Clary, Jace & Simon (The Mortal Instrument Series) - More good guy versus bad guy. I'll admit that I liked the relationship between Clary and Jace. Nice tension, until, well, my quiver was doused by the whole incest thing. 

Jehane, Rodrigo & Ammar  (Lions of Al-Rassan) - Now this, THIS is a love triangle done well. Both men of worth and a woman who can stand on her own with or without them. Guy Gavriel Kay writes women so beautifully. Smart and funny, and accomplished. If you like High Fantasy, The Lions of Al-Rassan is a gem. 

Elayne, Min, Aviendha, & Rand (The Wheel of Time Series) - This one is just silly. An actual love rectangle. And I although I've tried twice, I run out of steam around book eight. It's just too much. 

Archie, Betty & Veronica (Archie Comics) - I was so confused by this love triangle as a kid. Why on earth would anybody like Veronica? She was such a mean girl. And Betty was kind and funny and pretty. Truly Archie - why the indecision? 

Who did I miss? Let me know which triangle you love. Or love to hate. Or just plain hate. 


  1. Personally, I have no problem with love triangles. If I have any issues it's going to be the plot in general or character development, not because two guys are fighting over a girl, or whatever. (We don't often have two girls fighting over a guy.) I don't know why people have a problem with them, really. If it adds something, then great. And usually it does. Even if that something is a lot of angst and sexual tension. :P

  2. I'm all for the angst and sexual tension too. You're right that it's usually two guys and a girl, rather than the other way around in YA. I wonder if that's because of the audience (i.e., mainly female) or does it say something about cultural mores and relationships?

  3. Love triangles, if not overtly cloying and over-dramatic, are okay.
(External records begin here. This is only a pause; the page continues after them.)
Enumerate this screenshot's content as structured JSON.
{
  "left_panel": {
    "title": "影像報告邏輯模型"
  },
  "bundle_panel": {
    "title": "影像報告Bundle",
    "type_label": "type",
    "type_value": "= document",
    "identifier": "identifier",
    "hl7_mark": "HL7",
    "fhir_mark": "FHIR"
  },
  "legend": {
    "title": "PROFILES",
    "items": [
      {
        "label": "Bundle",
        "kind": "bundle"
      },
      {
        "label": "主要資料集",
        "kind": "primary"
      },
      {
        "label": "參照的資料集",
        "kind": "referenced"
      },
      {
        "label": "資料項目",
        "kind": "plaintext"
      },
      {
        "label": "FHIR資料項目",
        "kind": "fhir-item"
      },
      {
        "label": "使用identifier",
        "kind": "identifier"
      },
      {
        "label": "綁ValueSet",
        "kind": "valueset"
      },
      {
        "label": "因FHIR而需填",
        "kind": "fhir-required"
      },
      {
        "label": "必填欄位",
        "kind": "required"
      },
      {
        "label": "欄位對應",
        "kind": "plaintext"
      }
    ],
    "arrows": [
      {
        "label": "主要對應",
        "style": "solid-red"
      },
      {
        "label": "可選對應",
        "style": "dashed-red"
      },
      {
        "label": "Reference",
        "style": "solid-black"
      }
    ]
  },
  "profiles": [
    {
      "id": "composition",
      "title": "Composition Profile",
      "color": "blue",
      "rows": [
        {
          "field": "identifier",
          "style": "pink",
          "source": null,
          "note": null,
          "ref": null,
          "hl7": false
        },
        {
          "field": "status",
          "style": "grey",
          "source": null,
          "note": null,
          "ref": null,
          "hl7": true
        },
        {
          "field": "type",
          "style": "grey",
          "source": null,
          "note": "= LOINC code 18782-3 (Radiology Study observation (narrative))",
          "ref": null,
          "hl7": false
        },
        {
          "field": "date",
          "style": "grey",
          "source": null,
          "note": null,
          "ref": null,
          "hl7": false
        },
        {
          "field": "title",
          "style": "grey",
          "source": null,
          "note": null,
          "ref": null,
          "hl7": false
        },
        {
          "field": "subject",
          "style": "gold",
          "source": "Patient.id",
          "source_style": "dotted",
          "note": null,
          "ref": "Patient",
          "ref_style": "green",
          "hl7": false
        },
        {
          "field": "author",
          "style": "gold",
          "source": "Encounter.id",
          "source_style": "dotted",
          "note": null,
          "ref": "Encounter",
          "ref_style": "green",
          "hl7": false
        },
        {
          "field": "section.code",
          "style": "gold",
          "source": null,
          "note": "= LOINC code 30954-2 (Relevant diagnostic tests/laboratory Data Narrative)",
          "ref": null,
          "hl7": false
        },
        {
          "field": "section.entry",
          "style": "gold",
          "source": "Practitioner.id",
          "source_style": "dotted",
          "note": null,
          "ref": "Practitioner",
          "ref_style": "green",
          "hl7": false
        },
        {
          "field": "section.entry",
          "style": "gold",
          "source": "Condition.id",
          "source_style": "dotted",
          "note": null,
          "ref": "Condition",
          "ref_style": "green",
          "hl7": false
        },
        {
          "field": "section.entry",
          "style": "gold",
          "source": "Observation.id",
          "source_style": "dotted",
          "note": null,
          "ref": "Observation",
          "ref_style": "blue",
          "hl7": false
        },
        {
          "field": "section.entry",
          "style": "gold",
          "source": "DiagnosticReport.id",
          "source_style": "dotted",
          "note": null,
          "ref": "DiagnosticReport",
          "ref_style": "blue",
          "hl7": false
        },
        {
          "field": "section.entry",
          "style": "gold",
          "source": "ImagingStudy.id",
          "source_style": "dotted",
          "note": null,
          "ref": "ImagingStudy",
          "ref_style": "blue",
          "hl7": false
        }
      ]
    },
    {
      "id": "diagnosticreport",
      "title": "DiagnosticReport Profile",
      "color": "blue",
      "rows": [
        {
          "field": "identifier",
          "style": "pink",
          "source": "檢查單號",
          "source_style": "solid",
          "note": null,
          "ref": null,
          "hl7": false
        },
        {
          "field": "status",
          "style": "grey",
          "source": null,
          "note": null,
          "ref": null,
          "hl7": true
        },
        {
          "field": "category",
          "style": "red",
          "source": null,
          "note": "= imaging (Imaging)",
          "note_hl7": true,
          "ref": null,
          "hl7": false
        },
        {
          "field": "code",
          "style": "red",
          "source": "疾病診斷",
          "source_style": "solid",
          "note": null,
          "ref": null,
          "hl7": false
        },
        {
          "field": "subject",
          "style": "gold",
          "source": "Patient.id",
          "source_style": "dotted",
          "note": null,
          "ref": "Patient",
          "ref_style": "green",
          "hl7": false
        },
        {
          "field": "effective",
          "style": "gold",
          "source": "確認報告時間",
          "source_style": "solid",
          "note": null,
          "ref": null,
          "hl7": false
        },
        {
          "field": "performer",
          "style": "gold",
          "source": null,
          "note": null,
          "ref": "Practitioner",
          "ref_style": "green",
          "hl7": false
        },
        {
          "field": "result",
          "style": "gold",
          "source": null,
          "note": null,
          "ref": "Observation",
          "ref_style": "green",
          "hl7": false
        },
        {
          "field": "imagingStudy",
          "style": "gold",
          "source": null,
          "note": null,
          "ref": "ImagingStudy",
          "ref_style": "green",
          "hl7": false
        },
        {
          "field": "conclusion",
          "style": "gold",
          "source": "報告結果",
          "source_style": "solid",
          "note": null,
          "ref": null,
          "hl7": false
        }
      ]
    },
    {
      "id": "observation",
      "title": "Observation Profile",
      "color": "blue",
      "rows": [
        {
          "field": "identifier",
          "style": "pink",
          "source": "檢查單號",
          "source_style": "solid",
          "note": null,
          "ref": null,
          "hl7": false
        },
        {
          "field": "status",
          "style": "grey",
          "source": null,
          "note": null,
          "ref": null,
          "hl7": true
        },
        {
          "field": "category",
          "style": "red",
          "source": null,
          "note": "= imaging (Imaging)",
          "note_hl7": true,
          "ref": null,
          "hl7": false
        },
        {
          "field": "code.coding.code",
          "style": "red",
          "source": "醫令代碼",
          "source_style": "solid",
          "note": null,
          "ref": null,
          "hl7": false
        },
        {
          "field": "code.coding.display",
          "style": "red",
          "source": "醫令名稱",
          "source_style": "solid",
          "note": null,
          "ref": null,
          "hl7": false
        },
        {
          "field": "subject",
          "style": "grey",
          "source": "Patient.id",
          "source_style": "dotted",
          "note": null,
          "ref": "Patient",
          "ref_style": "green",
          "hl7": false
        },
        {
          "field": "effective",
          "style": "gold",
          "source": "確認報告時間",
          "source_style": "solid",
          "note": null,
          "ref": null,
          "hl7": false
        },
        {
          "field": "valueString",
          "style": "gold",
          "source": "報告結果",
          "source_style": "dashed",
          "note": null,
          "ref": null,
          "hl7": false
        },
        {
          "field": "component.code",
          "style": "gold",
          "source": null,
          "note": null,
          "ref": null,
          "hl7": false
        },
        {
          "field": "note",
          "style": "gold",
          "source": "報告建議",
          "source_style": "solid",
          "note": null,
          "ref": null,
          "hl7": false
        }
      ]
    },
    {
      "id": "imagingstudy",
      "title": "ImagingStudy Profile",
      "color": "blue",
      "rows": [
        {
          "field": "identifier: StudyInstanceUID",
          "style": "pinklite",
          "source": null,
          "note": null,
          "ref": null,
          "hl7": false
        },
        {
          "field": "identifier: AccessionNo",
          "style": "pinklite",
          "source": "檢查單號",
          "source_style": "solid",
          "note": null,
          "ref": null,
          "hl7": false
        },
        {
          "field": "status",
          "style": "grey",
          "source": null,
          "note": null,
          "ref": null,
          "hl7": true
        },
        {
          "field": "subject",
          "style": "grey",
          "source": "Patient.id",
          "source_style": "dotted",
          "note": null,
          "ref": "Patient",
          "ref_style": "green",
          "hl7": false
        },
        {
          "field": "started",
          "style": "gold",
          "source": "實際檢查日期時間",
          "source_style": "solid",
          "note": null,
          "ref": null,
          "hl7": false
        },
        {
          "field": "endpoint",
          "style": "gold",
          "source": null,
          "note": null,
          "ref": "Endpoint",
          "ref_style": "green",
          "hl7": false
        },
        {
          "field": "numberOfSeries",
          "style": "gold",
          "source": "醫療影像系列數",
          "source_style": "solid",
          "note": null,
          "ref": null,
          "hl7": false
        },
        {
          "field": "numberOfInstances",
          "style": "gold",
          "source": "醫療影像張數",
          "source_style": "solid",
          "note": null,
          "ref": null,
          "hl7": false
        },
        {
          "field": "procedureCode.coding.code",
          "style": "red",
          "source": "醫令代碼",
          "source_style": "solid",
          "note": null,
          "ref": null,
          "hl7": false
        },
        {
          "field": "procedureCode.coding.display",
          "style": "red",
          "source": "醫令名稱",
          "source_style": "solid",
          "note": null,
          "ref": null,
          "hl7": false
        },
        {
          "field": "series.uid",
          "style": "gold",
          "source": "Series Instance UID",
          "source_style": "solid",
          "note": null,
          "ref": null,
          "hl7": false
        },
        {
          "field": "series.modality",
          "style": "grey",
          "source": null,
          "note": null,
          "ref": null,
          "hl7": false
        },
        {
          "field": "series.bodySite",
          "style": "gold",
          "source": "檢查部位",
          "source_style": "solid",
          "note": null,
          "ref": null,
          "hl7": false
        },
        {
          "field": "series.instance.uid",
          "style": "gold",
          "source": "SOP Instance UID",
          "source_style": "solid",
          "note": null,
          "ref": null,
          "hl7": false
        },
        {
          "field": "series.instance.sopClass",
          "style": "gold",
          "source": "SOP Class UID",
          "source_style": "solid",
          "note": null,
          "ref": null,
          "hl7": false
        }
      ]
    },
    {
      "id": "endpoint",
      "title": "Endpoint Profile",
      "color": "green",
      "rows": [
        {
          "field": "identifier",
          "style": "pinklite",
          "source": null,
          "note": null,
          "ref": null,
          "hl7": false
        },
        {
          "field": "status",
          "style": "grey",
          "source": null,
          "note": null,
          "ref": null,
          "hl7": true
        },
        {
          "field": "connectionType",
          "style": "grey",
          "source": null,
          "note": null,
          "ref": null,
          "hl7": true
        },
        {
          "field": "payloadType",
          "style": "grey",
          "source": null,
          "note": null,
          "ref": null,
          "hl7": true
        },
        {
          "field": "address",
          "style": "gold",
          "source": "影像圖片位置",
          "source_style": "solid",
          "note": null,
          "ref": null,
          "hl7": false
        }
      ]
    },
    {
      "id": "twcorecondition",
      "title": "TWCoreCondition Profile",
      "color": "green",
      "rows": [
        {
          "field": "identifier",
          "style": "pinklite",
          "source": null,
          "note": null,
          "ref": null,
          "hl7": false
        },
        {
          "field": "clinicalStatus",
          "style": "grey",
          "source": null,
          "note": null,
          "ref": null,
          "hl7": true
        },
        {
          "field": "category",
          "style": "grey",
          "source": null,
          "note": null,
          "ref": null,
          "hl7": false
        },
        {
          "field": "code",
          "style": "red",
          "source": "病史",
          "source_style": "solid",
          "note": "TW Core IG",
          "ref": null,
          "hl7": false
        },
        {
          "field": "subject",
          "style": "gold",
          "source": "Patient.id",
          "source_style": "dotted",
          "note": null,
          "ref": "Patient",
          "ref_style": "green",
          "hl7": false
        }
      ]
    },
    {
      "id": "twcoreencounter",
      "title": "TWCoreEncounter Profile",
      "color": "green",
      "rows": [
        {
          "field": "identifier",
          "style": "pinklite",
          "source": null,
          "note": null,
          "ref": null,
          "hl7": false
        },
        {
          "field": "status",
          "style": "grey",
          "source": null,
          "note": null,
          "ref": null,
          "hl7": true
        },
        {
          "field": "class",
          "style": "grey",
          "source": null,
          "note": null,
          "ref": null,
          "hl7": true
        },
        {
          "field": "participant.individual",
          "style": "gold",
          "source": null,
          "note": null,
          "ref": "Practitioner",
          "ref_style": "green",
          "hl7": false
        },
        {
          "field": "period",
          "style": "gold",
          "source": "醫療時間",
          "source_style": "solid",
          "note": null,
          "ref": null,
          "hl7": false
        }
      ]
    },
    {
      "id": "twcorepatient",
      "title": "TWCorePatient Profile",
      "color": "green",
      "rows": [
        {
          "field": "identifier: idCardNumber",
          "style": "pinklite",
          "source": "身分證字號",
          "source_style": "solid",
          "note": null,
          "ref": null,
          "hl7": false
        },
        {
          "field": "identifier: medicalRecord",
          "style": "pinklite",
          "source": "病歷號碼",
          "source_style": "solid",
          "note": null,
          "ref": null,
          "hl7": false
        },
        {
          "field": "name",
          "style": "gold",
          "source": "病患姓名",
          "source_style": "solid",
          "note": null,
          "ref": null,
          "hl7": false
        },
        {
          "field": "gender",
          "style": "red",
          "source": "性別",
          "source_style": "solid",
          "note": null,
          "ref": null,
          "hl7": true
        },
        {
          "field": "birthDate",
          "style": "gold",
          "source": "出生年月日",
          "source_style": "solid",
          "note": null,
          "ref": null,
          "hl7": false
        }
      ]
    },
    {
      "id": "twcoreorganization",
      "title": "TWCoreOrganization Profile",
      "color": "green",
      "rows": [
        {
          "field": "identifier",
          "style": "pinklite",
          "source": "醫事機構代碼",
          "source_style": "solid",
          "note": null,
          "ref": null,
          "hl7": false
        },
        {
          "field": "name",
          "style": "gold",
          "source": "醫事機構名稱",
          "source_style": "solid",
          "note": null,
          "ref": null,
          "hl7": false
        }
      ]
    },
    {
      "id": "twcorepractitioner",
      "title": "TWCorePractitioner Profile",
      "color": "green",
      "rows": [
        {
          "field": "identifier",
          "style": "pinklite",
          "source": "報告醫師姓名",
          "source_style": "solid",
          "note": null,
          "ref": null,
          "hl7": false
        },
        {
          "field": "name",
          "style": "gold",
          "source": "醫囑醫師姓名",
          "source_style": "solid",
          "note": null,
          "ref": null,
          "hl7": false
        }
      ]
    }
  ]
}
Through my three years reviewing YA, however, I've realized that so many books are just books about these triangles with touches of other genres thrown throughout. I think, if they're carefully women into the story, they're great. It's a rarity to find a truly well done triangle these days though.
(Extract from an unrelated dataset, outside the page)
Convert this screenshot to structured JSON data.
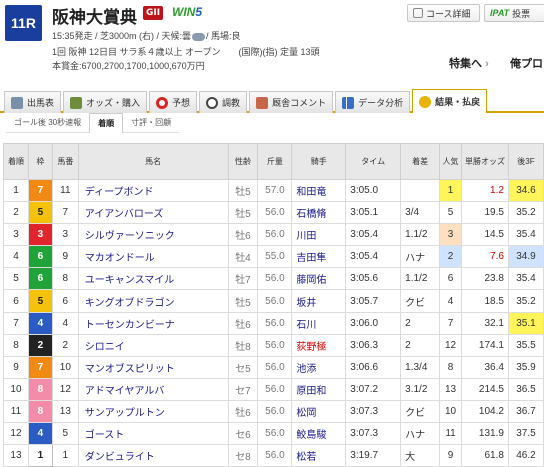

    1. Right. I agree, Melissa. As part of a story I think they work, as THE story, I think they end up being flimsy and superficial.
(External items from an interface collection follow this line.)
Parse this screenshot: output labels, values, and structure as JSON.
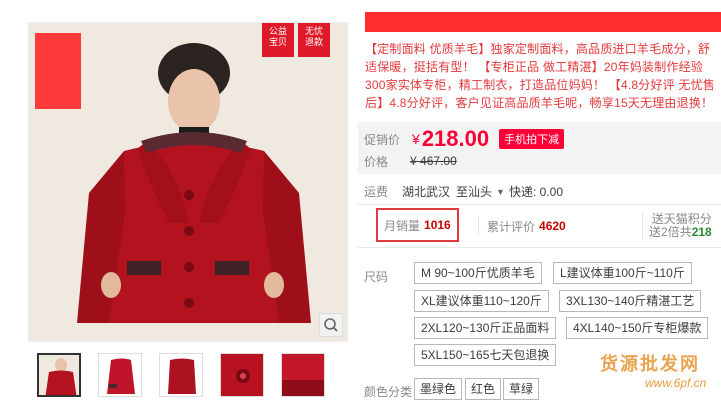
{
  "badges": {
    "b1": [
      "公益",
      "宝贝"
    ],
    "b2": [
      "无忧",
      "退款"
    ]
  },
  "subtitle": "【定制面料 优质羊毛】独家定制面料，高品质进口羊毛成分，舒适保暖，挺括有型！ 【专柜正品 做工精湛】20年妈装制作经验 300家实体专柜，精工制衣，打造品位妈妈！ 【4.8分好评 无忧售后】4.8分好评，客户见证高品质羊毛呢，畅享15天无理由退换！",
  "price": {
    "promo_label": "促销价",
    "currency": "¥",
    "promo_value": "218.00",
    "mobile_tag": "手机拍下减",
    "orig_label": "价格",
    "orig_value": "467.00"
  },
  "shipping": {
    "label": "运费",
    "from": "湖北武汉",
    "to": "至汕头",
    "fee": "快递: 0.00"
  },
  "stats": {
    "sales_label": "月销量",
    "sales_value": "1016",
    "reviews_label": "累计评价",
    "reviews_value": "4620",
    "points_line1": "送天猫积分",
    "points_prefix": "送2倍共",
    "points_value": "218"
  },
  "size": {
    "label": "尺码",
    "options": [
      "M 90~100斤优质羊毛",
      "L建议体重100斤~110斤",
      "XL建议体重110~120斤",
      "3XL130~140斤精湛工艺",
      "2XL120~130斤正品面料",
      "4XL140~150斤专柜爆款",
      "5XL150~165七天包退换"
    ]
  },
  "color": {
    "label": "颜色分类",
    "options": [
      "墨绿色",
      "红色",
      "草绿"
    ]
  },
  "watermark": {
    "text": "货源批发网",
    "url": "www.6pf.cn"
  },
  "colors": {
    "accent": "#ff0036",
    "coat": "#b3121f",
    "badge": "#e0192a"
  }
}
  4. I need to add one triangle to your otherwise exhaustive list:
    Watts, Keith and Amanda Jones (Some Kind of Wonderful, 1987, a movie written by John Hughes)
    In the movie, Watts plays a tomboy who is best friends with Keith, but is also madly in love with him. But Keith has the hots for Amanda Jones, a beautiful and popular girl at school. When Keith admits that he has no idea how to seduce Amanda, Watts takes it upon herself to educate Keith on basic romantic skills. This leads to one of the most romantic kisses ever to be captured on film, and some serious heartaches for Watts.

    1. Some Kind of Wonderful! Watts! Yes, thank you for the inclusion Augusta. A nice example of two girls and a guy triangle. And if I recall they managed this one without making the other girl (Lea Thompson) a 2D, easy to hate, popular girl.